> [EXERCISE OBJECTIVE]:
Please restate every entry exactly. Leave out the pictures.

[Items from an interface collection]

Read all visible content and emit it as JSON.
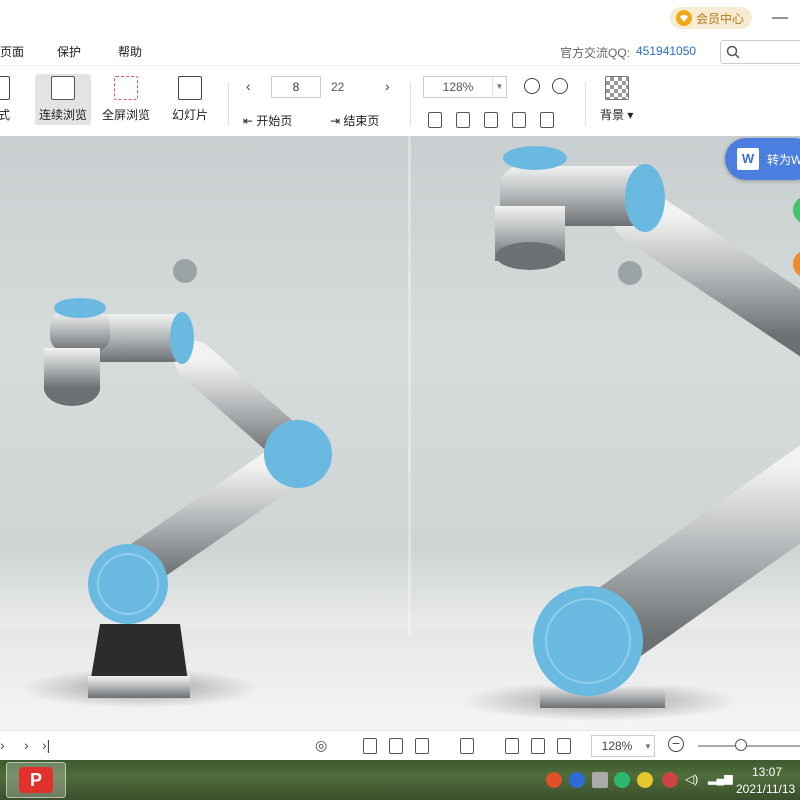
{
  "titlebar": {
    "vip_label": "会员中心",
    "minimize_label": "—"
  },
  "menubar": {
    "items": [
      "页面",
      "保护",
      "帮助"
    ],
    "qq_label": "官方交流QQ:",
    "qq_number": "451941050"
  },
  "toolbar": {
    "modes": [
      "模式",
      "连续浏览",
      "全屏浏览",
      "幻灯片"
    ],
    "page_current": "8",
    "page_total": "22",
    "first_page": "开始页",
    "last_page": "结束页",
    "zoom": "128%",
    "background": "背景"
  },
  "document": {
    "convert_label": "转为W"
  },
  "statusbar": {
    "zoom": "128%"
  },
  "taskbar": {
    "time": "13:07",
    "date": "2021/11/13"
  },
  "colors": {
    "accent": "#4c7ee0",
    "vip": "#f0a81a",
    "robot_blue": "#6ab9e0"
  }
}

> [SOLUTION FOR THIS PROBLEM]:
Read all visible content and emit it as JSON.
{
  "titlebar": {
    "vip_label": "会员中心",
    "minimize_label": "—"
  },
  "menubar": {
    "items": [
      "页面",
      "保护",
      "帮助"
    ],
    "qq_label": "官方交流QQ:",
    "qq_number": "451941050"
  },
  "toolbar": {
    "modes": [
      "模式",
      "连续浏览",
      "全屏浏览",
      "幻灯片"
    ],
    "page_current": "8",
    "page_total": "22",
    "first_page": "开始页",
    "last_page": "结束页",
    "zoom": "128%",
    "background": "背景"
  },
  "document": {
    "convert_label": "转为W"
  },
  "statusbar": {
    "zoom": "128%"
  },
  "taskbar": {
    "time": "13:07",
    "date": "2021/11/13"
  },
  "colors": {
    "accent": "#4c7ee0",
    "vip": "#f0a81a",
    "robot_blue": "#6ab9e0"
  }
}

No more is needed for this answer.